■ **What this task involves**
Which lines below contain "will"? Copy every one of them.

■ **Data for the task**
-- Opening Marker --
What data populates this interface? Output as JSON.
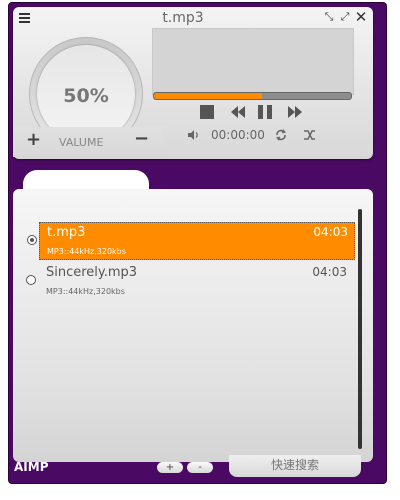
{
  "window": {
    "title": "t.mp3"
  },
  "volume": {
    "percent_label": "50%",
    "label": "VALUME",
    "plus": "+",
    "minus": "−",
    "level": 0.5
  },
  "player": {
    "time": "00:00:00",
    "progress": 0.55
  },
  "playlist": {
    "items": [
      {
        "title": "t.mp3",
        "meta": "MP3::44kHz,320kbs",
        "duration": "04:03",
        "selected": true
      },
      {
        "title": "Sincerely.mp3",
        "meta": "MP3::44kHz,320kbs",
        "duration": "04:03",
        "selected": false
      }
    ]
  },
  "bottom": {
    "app_name": "AIMP",
    "add_label": "+",
    "remove_label": "-",
    "search_label": "快速搜索"
  },
  "colors": {
    "accent": "#ff8c00",
    "frame": "#4a0a63"
  },
  "icons": [
    "menu-icon",
    "minimize-icon",
    "restore-icon",
    "close-icon",
    "stop-icon",
    "rewind-icon",
    "pause-icon",
    "forward-icon",
    "speaker-icon",
    "repeat-icon",
    "shuffle-icon"
  ]
}
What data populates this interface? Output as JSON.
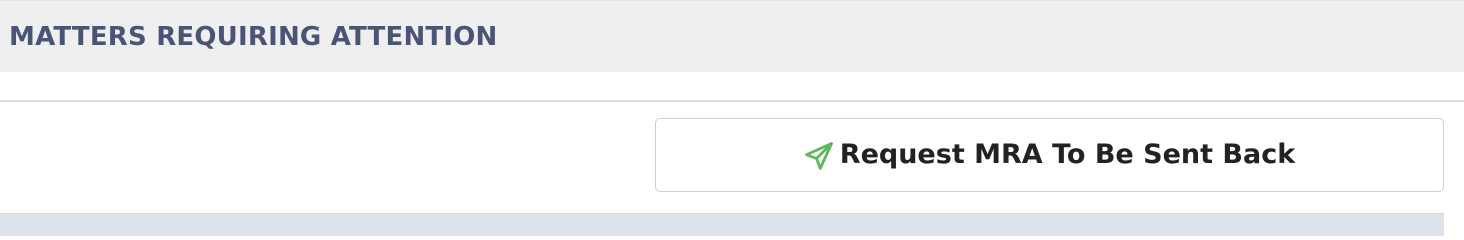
{
  "section": {
    "title": "MATTERS REQUIRING ATTENTION"
  },
  "actions": {
    "request_button": {
      "label": "Request MRA To Be Sent Back",
      "icon": "paper-plane-icon",
      "icon_color": "#5cb85c"
    }
  },
  "colors": {
    "header_text": "#4a5477",
    "header_bg": "#efefef",
    "panel_bg": "#dde3ea"
  }
}
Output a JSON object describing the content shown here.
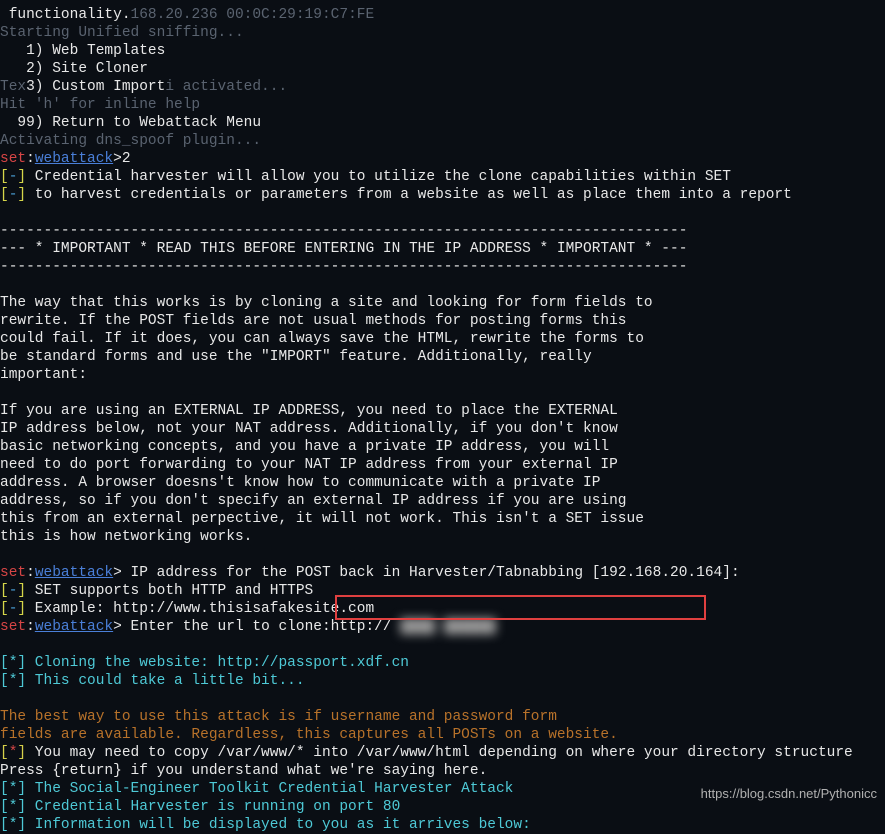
{
  "line1": {
    "a": " functionality.",
    "b": "168.20.236 00:0C:29:19:C7:FE"
  },
  "line2": "Starting Unified sniffing...",
  "menu": {
    "opt1": "   1) Web Templates",
    "opt2": "   2) Site Cloner",
    "opt3_a": "Te",
    "opt3_b": "x",
    "opt3_c": "3)",
    "opt3_d": " Custom Import",
    "opt3_e": "i activated...",
    "hit": "Hit 'h' for inline help",
    "opt99": "  99) Return to Webattack Menu"
  },
  "dns_line": "Activating dns_spoof plugin...",
  "prompt1": {
    "set": "set",
    "colon": ":",
    "webattack": "webattack",
    "arrow": ">2"
  },
  "info1_a": "[",
  "info1_b": "-",
  "info1_c": "]",
  "info1_txt": " Credential harvester will allow you to utilize the clone capabilities within SET",
  "info2_txt": " to harvest credentials or parameters from a website as well as place them into a report",
  "dashes1": "-------------------------------------------------------------------------------",
  "important": "--- * IMPORTANT * READ THIS BEFORE ENTERING IN THE IP ADDRESS * IMPORTANT * ---",
  "dashes2": "-------------------------------------------------------------------------------",
  "para1": {
    "l1": "The way that this works is by cloning a site and looking for form fields to",
    "l2": "rewrite. If the POST fields are not usual methods for posting forms this",
    "l3": "could fail. If it does, you can always save the HTML, rewrite the forms to",
    "l4": "be standard forms and use the \"IMPORT\" feature. Additionally, really",
    "l5": "important:"
  },
  "para2": {
    "l1": "If you are using an EXTERNAL IP ADDRESS, you need to place the EXTERNAL",
    "l2": "IP address below, not your NAT address. Additionally, if you don't know",
    "l3": "basic networking concepts, and you have a private IP address, you will",
    "l4": "need to do port forwarding to your NAT IP address from your external IP",
    "l5": "address. A browser doesns't know how to communicate with a private IP",
    "l6": "address, so if you don't specify an external IP address if you are using",
    "l7": "this from an external perpective, it will not work. This isn't a SET issue",
    "l8": "this is how networking works."
  },
  "prompt2": {
    "txt": "> IP address for the POST back in Harvester/Tabnabbing [192.168.20.164]:"
  },
  "info3": " SET supports both HTTP and HTTPS",
  "info4": " Example: http://www.thisisafakesite.com",
  "prompt3": {
    "txt": "> Enter the url to clone:http:// ",
    "blur": "████ ██████"
  },
  "clone1": {
    "b": "[",
    "s": "*",
    "c": "]",
    "txt": " Cloning the website: http://passport.xdf.cn"
  },
  "clone2": {
    "txt": " This could take a little bit..."
  },
  "bestway": {
    "l1": "The best way to use this attack is if username and password form",
    "l2": "fields are available. Regardless, this captures all POSTs on a website."
  },
  "copy": {
    "txt": " You may need to copy /var/www/* into /var/www/html depending on where your directory structure"
  },
  "press": "Press {return} if you understand what we're saying here.",
  "social": {
    "txt": " The Social-Engineer Toolkit Credential Harvester Attack"
  },
  "running": {
    "txt": " Credential Harvester is running on port 80"
  },
  "info_disp": {
    "txt": " Information will be displayed to you as it arrives below:"
  },
  "watermark": "https://blog.csdn.net/Pythonicc"
}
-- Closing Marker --
■ **Written response**
  "info1_txt": " Credential harvester will allow you to utilize the clone capabilities within SET",
    "l3": "basic networking concepts, and you have a private IP address, you will",
    "l7": "this from an external perpective, it will not work. This isn't a SET issue",
    "txt": " Information will be displayed to you as it arrives below:"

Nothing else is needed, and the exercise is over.